Christmas Boast

Please excuse my very long absence.  I’m on summer holidays at the moment and it’s been a little difficult to blog amongst the anarchy.  I have a few longer posts on the way, including a Fail post, a God post, a Holiday post and a Newsy post, but in the meantime, here is a completely self-indulgent one.

Here are some handmade gifts I wanted to brag about:

blue star garland

This is a crochet star garland I slipped in with my sister-in-law’s KK present.  It doesn’t really do anything and it kinda looked better in my head than in real life.  The stars are a mix of Lucy from Attic24’s very addictive Little Lacy Stars and my own Star Snowflake.  You can’t see it very clearly in the picture, but the ribbon is a sweet blue-and-white check pattern.

IMG_2138

I made some more Lacy Stars (I told you they were addictive) for my mother-in-law (“Mrs Knightley”?).  Do you remember this tree from last year?  I don’t know why I didn’t choose red the first time around.  It looks so much better.

brown packages

These presents don’t really deserve to be included, as I didn’t make them myself, but I couldn’t resist.  These were Christmas presents for the ladies at Harry’s occasional care.  I gave them Pippi’s handmade soaps (like what I gave away on my blogiversary) and wrapped them in lunch bags with nice ribbon.

jars of gingerbread
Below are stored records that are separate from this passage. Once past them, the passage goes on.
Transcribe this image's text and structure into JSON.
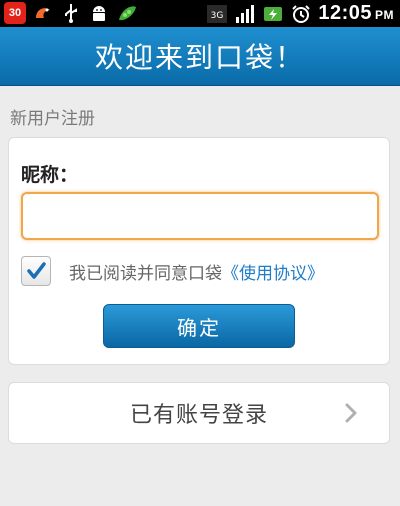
{
  "status_bar": {
    "notification_count": "30",
    "time": "12:05",
    "ampm": "PM",
    "icons": [
      "shrimp-app-icon",
      "usb-icon",
      "android-debug-icon",
      "peapod-app-icon",
      "3g-signal-icon",
      "signal-bars-icon",
      "battery-charging-icon",
      "alarm-clock-icon"
    ]
  },
  "title_bar": {
    "title": "欢迎来到口袋！"
  },
  "register": {
    "section_label": "新用户注册",
    "nickname_label": "昵称：",
    "nickname_value": "",
    "agree_prefix": "我已阅读并同意口袋",
    "agree_link": "《使用协议》",
    "agree_checked": true,
    "confirm_label": "确定"
  },
  "login": {
    "label": "已有账号登录"
  },
  "colors": {
    "accent": "#0a6ba8",
    "input_focus_border": "#f0a64a",
    "link": "#1f7cc6",
    "background": "#ececec"
  }
}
Here are the presents I gave Harry and Matilda’s teachers (Matilda had two teachers this year).  This photo is a bit dodgy.  I made the lid covers in purple yarn, but in this picture, they look blue.  The gingerbread is baked from a recipe I found on The Green Dragonfly, which is awesome and I will use always and forever until the end of time.  And I drizzled melted white chocolate on top.  Can you tell from the shape that they’re supposed to be stylised Christmas trees?  Maybe if you squint a little and turn your head to the side?  I get a little tired of rolling out all the waste dough again and again when cutting biscuits, so I chose a shape that tessellates to save me time.  Efficiency plus!  I tried to explain this method to several people over the course of Christmas, but their eyes all tended to glaze over, or dart about desperately for someone who could save them from the conversation.  I think it’s interesting…

Peter Rabbit

And at last, the pièce de résistance.  I made this bunny – who might bear a remarkable resemblance to Peter Rabbit, but for any lawyers from Beatrix Potter’s estate who may be reading, I will refer to only as George – for Lovely M’s son, who is Christopher Robin’s best friend, and who actually happens to love Peter Rabbit, when he’s not trying to act all grown up.  This was one of those situations where the idea for it flew into my head and then I just couldn’t rest until I had created it.  I followed Greedy For Colour’s Flora Rabbit pattern (one of my favourites) and then invented limbs and a cardigan to transform Flora into Peter (I mean George!).  Lovely M’s son was suitably impressed with this gift (although he tried hard not to look too much so in front of Christopher Robin, until Christopher cheerfully mentioned his own favourite toy dog who still sleeps with him) and I’ve been assured that Peter/George has been fed carrots at the table every night and goes to sleep in his owner’s bed.

And that’s it!  I should probably mention, before you start feeling too impressed, that I failed to send any Christmas cards at all this year and I’m pretty sure there are some people I’ve lost touch with who think they’re no longer on my list.  Maybe next year I’ll be better organised…